LIC Blog

A Shadow of a Doubt

The history of mathematics is riddled with good practitioners, who were convinced that they had proved a theorem, only to find a fatal error buried in their algebra.

So, when the University of Leicester announces that the skeleton on display is "beyond reasonable doubt" that of King Richard III, this mathematician reaches for a bottle of caution.

Proof is a tricky business.

Read More

How do we determine identity?

It is an old adage that fossils are dated by the rocks in which they are found and the rocks are dated by the fossils inside them. It is a flaw and difficult to overcome. Our preconceptions colour our conclusions and we are fools to think it is otherwise.

The evidence from Leicester today raised one problem in my mind: did preconceived ideas contribute to the conclusions?

Read More

What is Idiopathic Structural Scoliosis?

This condition begins in childhood or adolscence (often 10 to 12 years) and tends to increase progressively until skeletal growth is complete. It can lead to severe deformity, especially when the chest (thoracic) region is affected. In adults with longstanding deformity it may be accompanied by pain.

The skeleton (from the photographs) exhibits mainly a thoracic scoliosis with the curve to the right. This would be accompanied by rotation of the vertebrae on a vertical axis, thrusting the ribs backwards on the convex side, increasing the appearance of the deformity.

The cause is unknown.

Dr. F. J. Fox

Objectivity: Fact or Fiction?

More4 has just broadcast their programme "Richard III: Fact or Fiction?"
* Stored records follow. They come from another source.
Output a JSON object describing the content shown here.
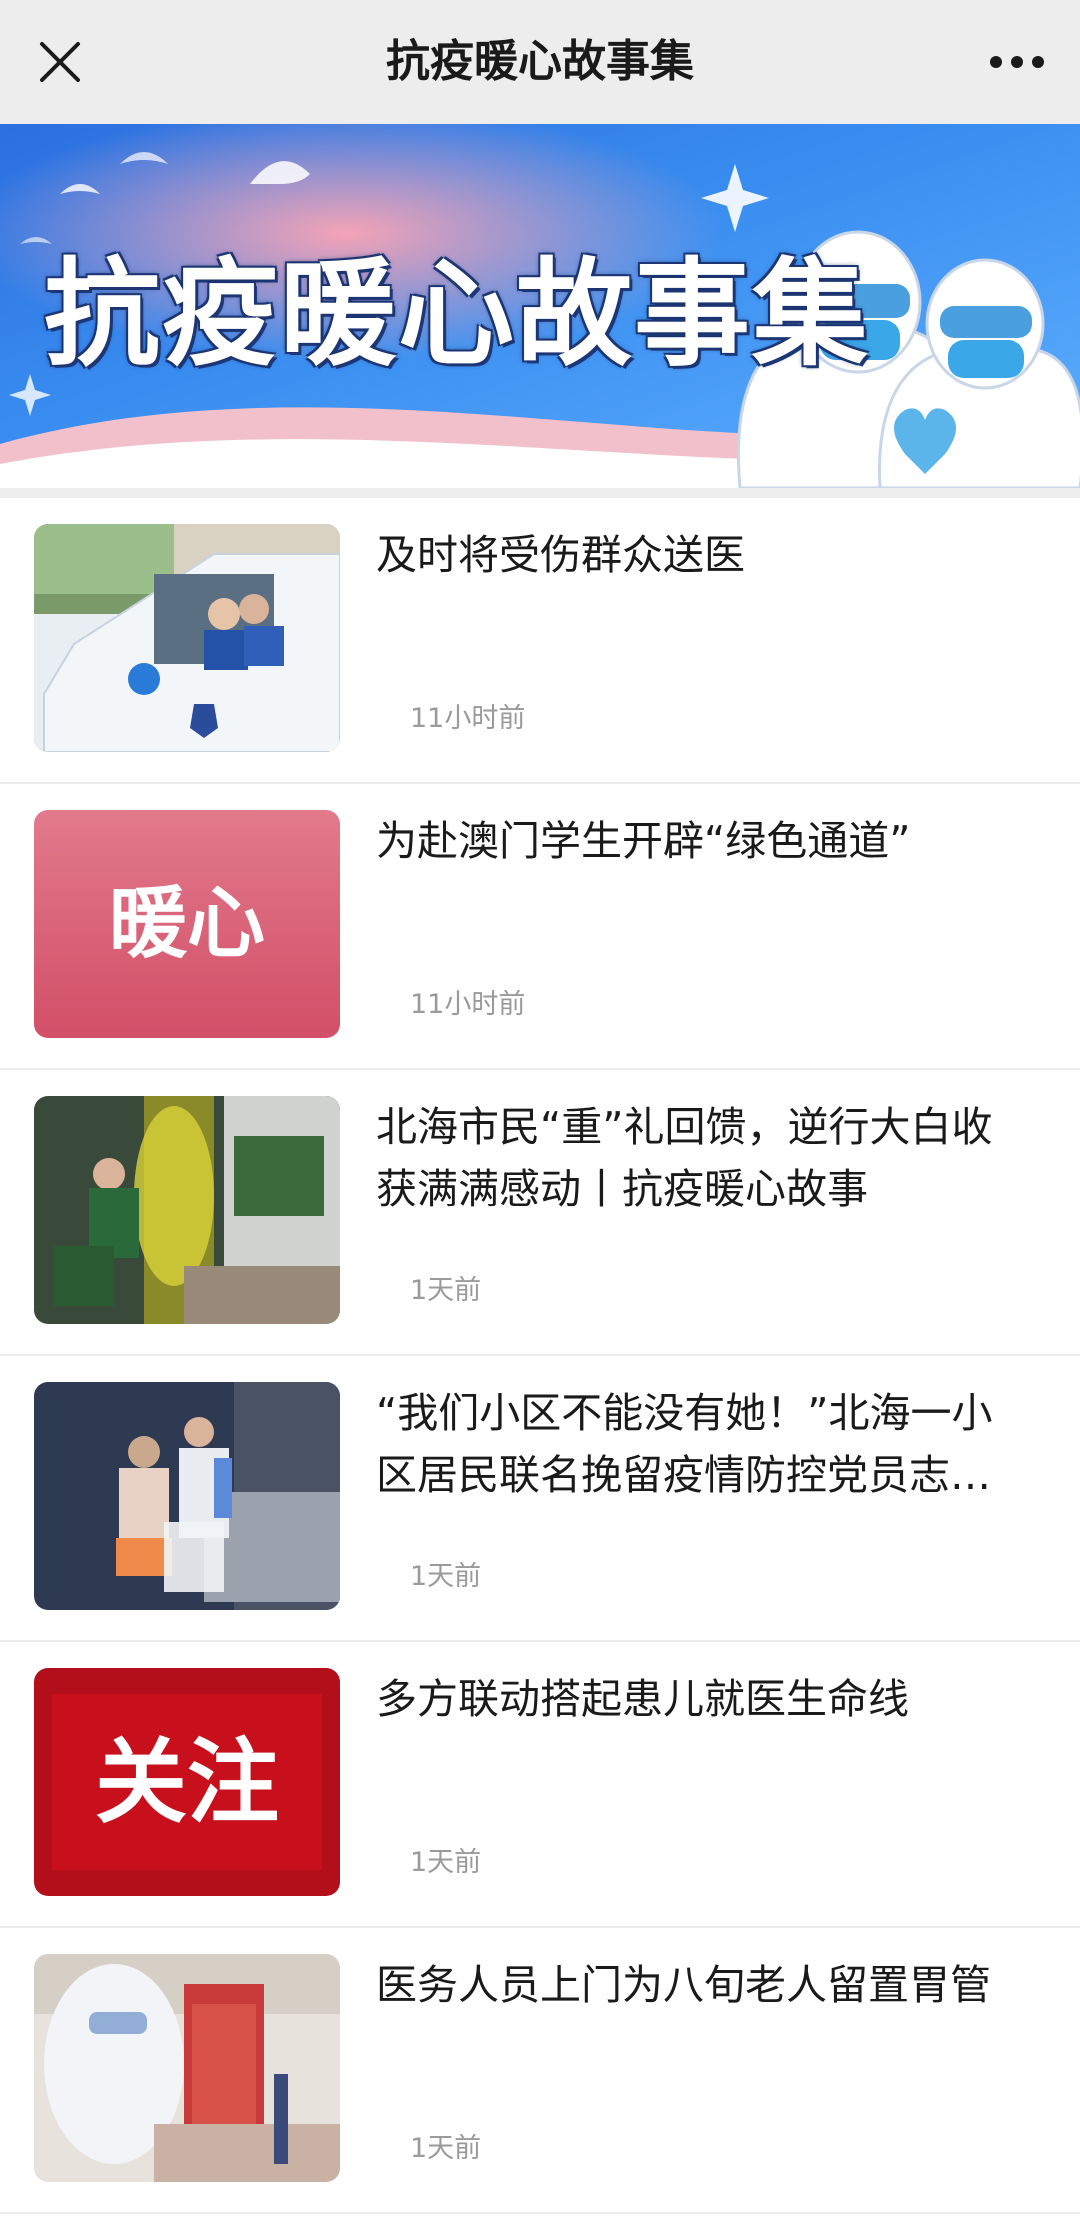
{
  "header": {
    "title": "抗疫暖心故事集",
    "close_icon": "close-icon",
    "more_icon": "more-icon"
  },
  "banner": {
    "text": "抗疫暖心故事集"
  },
  "articles": [
    {
      "title": "及时将受伤群众送医",
      "time": "11小时前"
    },
    {
      "title": "为赴澳门学生开辟“绿色通道”",
      "time": "11小时前",
      "thumb_text": "暖心"
    },
    {
      "title": "北海市民“重”礼回馈，逆行大白收获满满感动丨抗疫暖心故事",
      "time": "1天前"
    },
    {
      "title": "“我们小区不能没有她！”北海一小区居民联名挽留疫情防控党员志愿者",
      "time": "1天前"
    },
    {
      "title": "多方联动搭起患儿就医生命线",
      "time": "1天前",
      "thumb_text": "关注"
    },
    {
      "title": "医务人员上门为八旬老人留置胃管",
      "time": "1天前"
    }
  ],
  "colors": {
    "topbar_bg": "#ededed",
    "banner_blue": "#2f7ee8",
    "warm_pink": "#d9566e",
    "focus_red": "#c8101c"
  }
}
As usual this presented the establishment version of events through the mouth of Tony Robinson, who explicitly stated that Richard murdered his nephews. He said this in the same breath that he admitted that the meagre evidence against the King was only circumstantial.

The programme illustrated that objectivity is a complete myth. The historians Dockray and Pollard - both of whom in close up are far more scary than Richard III - were the spokesmen of the enlightenment, presiding god-like over the "wicked" King. Clearly their view must be right, since gods do not err.

When we produced our DVD on Sandal Castle, several reviewers were shocked by my lack of "objectivity" in uttering a precise and passionate condemnation of Henry Tudor, the upstart Welsh traitor. 

Let us be clear. 

There is no such thing as objectivity. 

All men and women are inextricably biased. 

Our loyalties bind us as surely as they did Richard.

February Press Conference about Richard III Dig in Leicester

The latest official news about the dig in Leicester ...

The Search for King Richard III: Announcement of media conference

Issued by University of Leicester Press Office on 9 January 2012

The University of Leicester has today announced that it plans to reveal the results of a series of scientific investigations into human remains – which are suspected of being that of King Richard III - in the first week of February.

Read More

Parliamentary Debate on the (possible) Remains of King Richard III

Transcript of the answers given in the House of Commons on October 25th 2012

John Mann (Bassetlaw) (Lab): What assessment the Church Commissioners have made of the potential Church sites available for the reburying of King Richard III. [124677]

Jonathan Ashworth (Leicester South) (Lab): What discussions the Church Commissioners have had on laying to rest the remains of King Richard III at Leicester Cathedral. [124683]

Read More

If this is Richard ... why is there an arrow in his back?

According to the initial report from the archaeologists excavating Greyfriars Church in Leicester, the skeleton that they suspect is that of King Richard III has:

A barbed metal arrowhead {was} found between vertebrae of the skeleton’s upper back.

It seems quite unlikely that the arrow entered the body after death. We know that Tudor paid scant regard to the rights due to a dead King. But if the body had been used for target practice after death, there should be more evidence in the form of nicks to ribs and other bones and possibly more arrowheads at the site where the skeleton was found.

Read More

A Tomb for King Richard III

An archaeological dig is now underway to determine whether the mortal remains of King Richard III are under a car park in Leicester.

Over a year ago, Lost in Castles were invited to make the preliminary computer impressions for a potential tomb to re-bury the remains of King Richard, should they be discovered. The design has undergone several changes and is now being finalised.

BBC coverage is inevitably pro-Tudor: BBC and Richard III